"(c) Following the final disposition of the cause at trial level or any other final disposition: (1) Property which may be lawfully possessed shall be returned to its rightful owner, if known. If ownership is unknown, a reasonable attempt shall be made by the law enforcement agency holding the property to ascertain ownership of the property. After ninety (90) days from the time: (i) the rightful owner has been notified to take possession of the property; or (ii) a reasonable effort has been made to ascertain ownership of the property, the law enforcement agency holding the property shall, at such time as it is convenient, dispose of this property at a public auction. The proceeds of this property shall be paid into the county general fund."

I.C. 35-1-6-5.1(c)(1) (Emphasis added); Gore v. State, (1983) Ind. App., 456 N.E.2d 1030. Anderson made a claim to certain property after his case was dismissed, declaring he was the rightful owner thereof. The trial court's action summarily denying this claim was error for two reasons. First, the denial of the claim without any evidentiary hearing on the merits was improper. In cases such as this, our supreme court has said:

"It is fundamental that no person can be deprived of any article which is recognized by the law as property without a judicial hearing, after due notice. No degree of misconduct or wrong can justify the forfeiture of the property of a citizen except in pursuant of some judicial procedure, of which the owner shall have notice, and in which he shall have the opportunity to contest the ground upon which the forfeiture is claimed."

State v. Robbins, (1890) 124 Ind. 308, 24 N.E. 978, 979.[1] In the absence of any evidence the property was destroyed because possession would be unlawful, see I.C. 35-1-6-5.1(c)(2), the rightful owner is entitled to possession.

Next we note there was a pending motion for summary judgment, which needed to be resolved before a hearing on the *571 merits could be set.[2] Pursuant to Otte v. Tessman, (1981) Ind., 426 N.E.2d 660, a hearing, preceded by at least ten days' notice thereof, must be held.
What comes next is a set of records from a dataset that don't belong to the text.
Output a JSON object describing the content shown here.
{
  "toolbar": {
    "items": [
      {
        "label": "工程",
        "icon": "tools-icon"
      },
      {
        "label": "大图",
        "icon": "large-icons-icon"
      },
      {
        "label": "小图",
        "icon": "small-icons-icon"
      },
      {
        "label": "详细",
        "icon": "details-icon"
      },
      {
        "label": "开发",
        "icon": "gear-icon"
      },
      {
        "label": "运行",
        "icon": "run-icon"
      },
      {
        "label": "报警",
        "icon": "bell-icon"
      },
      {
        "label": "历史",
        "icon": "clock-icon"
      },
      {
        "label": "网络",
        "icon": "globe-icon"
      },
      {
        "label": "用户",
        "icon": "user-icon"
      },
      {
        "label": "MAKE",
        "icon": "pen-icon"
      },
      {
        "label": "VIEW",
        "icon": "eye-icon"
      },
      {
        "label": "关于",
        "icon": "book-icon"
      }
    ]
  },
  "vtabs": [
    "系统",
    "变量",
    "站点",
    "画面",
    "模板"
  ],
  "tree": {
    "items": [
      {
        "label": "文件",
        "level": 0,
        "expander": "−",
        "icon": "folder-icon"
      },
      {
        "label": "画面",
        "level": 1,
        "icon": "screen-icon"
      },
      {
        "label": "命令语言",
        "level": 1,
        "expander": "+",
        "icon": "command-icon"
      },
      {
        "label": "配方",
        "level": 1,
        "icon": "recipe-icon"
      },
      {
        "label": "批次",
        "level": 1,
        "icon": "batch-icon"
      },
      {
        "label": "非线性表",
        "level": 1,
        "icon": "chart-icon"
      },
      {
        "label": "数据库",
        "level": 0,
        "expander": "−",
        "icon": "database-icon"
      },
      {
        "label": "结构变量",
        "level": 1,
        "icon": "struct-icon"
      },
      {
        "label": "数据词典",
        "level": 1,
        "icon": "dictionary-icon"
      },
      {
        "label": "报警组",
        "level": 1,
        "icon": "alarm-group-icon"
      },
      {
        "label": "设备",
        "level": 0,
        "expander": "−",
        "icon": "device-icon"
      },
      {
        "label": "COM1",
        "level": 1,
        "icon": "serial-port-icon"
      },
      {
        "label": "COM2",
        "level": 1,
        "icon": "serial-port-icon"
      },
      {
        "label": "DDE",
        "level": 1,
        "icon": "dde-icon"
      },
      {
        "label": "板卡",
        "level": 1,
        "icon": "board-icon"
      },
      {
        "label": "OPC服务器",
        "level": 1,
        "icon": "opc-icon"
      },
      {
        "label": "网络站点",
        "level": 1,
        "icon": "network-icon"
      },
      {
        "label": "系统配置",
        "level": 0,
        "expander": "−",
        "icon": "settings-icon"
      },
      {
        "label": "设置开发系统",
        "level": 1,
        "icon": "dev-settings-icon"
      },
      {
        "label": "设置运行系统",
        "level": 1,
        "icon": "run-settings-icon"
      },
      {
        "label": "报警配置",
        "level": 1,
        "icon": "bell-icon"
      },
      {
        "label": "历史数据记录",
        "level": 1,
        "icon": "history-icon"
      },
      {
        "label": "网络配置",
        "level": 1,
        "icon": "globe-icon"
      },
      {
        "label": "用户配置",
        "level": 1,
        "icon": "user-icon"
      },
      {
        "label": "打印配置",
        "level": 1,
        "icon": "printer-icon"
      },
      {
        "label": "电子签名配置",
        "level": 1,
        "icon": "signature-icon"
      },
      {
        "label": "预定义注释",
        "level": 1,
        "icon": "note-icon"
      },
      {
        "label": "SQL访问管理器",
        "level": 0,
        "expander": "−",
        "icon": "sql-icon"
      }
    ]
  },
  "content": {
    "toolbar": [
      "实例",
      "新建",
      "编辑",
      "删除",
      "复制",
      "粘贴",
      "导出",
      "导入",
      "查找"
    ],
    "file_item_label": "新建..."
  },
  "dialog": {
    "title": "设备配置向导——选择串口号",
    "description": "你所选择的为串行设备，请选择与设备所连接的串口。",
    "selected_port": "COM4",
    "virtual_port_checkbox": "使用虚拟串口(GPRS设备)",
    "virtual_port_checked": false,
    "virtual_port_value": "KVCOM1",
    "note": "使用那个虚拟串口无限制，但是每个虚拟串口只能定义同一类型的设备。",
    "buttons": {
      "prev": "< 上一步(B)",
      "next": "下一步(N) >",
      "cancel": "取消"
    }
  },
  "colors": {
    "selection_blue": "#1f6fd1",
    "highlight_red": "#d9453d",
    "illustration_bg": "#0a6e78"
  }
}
We do not intimate Anderson is indeed entitled to the property (although the record at this stage reveals no probative evidence to the contrary). All we resolve is (1) the trial judge acted contrary to law by failing to follow the mandate of Ind.Rules of Procedure, Trial Rule 56(C), which requires a hearing on a motion for summary judgment and (2) if there remains a genuine issue as to any material fact the court must conduct an evidentiary hearing to determine ownership.

Reversed and remanded.

CONOVER and YOUNG, JJ., concur.


[1] In State v. Robbins, (1890) 124 Ind. 308, 24 N.E. 978, the State had seized a roulette wheel and a faro table from the criminal defendant. The defendant pleaded guilty to keeping gaming devices for profit and was fined. Thereafter, the prosecutor moved to have the property destroyed while the defendant moved for its return. Our supreme court declared that, unless property is clearly recognizable as contraband, the putative owner of seized property is entitled to a judicial hearing and must be given the opportunity to establish its lawful use. However, in this case, the supreme court deemed the trial court without jurisdiction over the gaming devices because the statute then in force required the determination to destroy be made during trial or in the judgment. The property was therefore ordered to be returned to the owner without hearing. Our current statute, IND. CODE 35-1-6-5.1(c)(1) clearly sustains the trial court's jurisdiction over the articles here, and because of State v. Robbins, Anderson was entitled to his due process rights.

[2] Ind. Rules of Procedure, Trial Rule 56 provides that the summary judgment procedure is afforded to a "party seeking to recover upon a claim." T.R. 56(A).